Indeed, the flirty antagonism of characters who are both competitors and potential lovers is another hallmark of Pacian’s work, appearing in some form in Rogue of the Multiverse and Love, Hate, and the Mysterious Ocean Tower as well; and while the Prince in Castle of the Red Prince is definitely evil, his greeting when you first appear is not as simply hostile as one might have expected.
Perhaps that’s another reason I find Pacian’s assorted worlds so enjoyable to explore: the characters often feel affection, respect, and liking, as well as desire, even for their opponents. The possibility of a humane connection is always there.
Jetbike Gang (Twine, 2015) is an ultra-controlled entry for Porpentine’s TwinyJam. Submitted games had to be no more than 300 words. For interactive work, that’s an extremely tight scope, but Pacian uses it deftly to build a widely-branching piece about police brutality in a near-future world. No words are wasted; every one is doing maximum work.
It’s also very different from most of the rest of what Pacian has written — and nothing could be more characteristic.

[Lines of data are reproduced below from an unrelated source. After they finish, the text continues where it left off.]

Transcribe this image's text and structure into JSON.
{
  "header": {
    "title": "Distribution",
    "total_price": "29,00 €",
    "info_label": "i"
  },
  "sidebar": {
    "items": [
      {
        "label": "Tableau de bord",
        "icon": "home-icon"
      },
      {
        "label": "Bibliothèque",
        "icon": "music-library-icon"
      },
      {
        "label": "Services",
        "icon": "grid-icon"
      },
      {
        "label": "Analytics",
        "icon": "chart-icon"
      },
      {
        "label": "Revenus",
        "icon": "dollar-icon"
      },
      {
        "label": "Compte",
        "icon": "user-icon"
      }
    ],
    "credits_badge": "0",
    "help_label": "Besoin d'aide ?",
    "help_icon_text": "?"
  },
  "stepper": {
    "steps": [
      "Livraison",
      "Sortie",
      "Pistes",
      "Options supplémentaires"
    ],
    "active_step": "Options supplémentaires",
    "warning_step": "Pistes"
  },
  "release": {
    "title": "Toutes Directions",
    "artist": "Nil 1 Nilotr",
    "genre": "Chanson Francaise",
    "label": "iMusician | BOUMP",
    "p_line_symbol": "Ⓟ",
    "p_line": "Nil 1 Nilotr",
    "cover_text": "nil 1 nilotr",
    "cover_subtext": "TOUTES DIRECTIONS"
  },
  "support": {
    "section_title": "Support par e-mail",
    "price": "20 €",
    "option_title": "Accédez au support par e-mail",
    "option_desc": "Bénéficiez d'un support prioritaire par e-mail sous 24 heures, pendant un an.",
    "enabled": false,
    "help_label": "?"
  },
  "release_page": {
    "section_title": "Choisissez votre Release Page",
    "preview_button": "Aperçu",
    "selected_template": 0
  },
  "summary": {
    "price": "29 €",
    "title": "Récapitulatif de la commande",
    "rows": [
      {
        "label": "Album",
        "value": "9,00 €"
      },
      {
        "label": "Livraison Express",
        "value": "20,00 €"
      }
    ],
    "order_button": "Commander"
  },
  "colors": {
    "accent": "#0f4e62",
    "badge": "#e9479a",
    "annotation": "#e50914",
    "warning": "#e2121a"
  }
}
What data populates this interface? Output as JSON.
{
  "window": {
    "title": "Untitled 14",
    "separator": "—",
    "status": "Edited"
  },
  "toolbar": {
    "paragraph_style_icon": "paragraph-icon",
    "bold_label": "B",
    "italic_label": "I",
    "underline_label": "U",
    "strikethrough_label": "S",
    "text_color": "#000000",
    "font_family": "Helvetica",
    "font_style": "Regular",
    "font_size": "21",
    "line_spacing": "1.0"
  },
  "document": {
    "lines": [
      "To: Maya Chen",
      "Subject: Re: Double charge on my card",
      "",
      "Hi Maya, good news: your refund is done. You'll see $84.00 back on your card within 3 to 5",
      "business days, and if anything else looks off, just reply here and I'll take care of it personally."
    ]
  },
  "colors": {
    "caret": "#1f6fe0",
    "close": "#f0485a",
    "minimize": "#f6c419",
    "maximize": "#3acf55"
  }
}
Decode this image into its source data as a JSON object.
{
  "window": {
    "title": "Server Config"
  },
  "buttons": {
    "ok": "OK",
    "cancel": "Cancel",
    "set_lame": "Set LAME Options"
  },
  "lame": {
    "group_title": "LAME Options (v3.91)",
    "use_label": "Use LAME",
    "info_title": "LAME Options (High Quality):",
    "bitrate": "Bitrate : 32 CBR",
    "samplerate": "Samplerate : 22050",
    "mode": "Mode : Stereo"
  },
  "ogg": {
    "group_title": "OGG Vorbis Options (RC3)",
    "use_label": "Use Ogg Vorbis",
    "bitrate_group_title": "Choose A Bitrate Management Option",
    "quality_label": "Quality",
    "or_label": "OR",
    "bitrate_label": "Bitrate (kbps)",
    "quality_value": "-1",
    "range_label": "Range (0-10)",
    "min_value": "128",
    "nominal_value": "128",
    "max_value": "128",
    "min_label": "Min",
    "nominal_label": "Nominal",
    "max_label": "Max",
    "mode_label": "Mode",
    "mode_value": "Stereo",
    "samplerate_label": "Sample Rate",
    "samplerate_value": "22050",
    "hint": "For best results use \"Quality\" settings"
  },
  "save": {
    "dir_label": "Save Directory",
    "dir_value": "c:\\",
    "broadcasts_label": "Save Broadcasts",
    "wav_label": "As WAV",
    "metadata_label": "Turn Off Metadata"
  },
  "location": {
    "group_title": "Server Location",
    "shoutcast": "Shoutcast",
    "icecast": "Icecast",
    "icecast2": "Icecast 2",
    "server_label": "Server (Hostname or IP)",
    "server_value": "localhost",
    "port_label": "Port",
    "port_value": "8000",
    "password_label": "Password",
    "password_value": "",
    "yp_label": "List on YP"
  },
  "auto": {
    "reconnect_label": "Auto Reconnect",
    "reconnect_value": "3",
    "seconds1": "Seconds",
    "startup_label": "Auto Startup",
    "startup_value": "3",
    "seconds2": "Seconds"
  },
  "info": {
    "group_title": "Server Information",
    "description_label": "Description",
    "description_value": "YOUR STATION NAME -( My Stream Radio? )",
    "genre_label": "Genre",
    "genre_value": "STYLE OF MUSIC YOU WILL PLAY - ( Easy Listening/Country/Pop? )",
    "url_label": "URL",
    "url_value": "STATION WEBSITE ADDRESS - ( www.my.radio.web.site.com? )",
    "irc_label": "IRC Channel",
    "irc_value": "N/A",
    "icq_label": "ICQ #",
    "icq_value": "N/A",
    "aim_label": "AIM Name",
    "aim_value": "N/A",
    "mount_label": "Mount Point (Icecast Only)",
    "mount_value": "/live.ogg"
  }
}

[Disclosures: Emily has never to the best of her knowledge met CEJ Pacian. She has met Porpentine. More generally, Emily Short is not a journalist by trade and works professionally with various interactive fiction publishers. You can find out more about her commercial affiliations at her website.]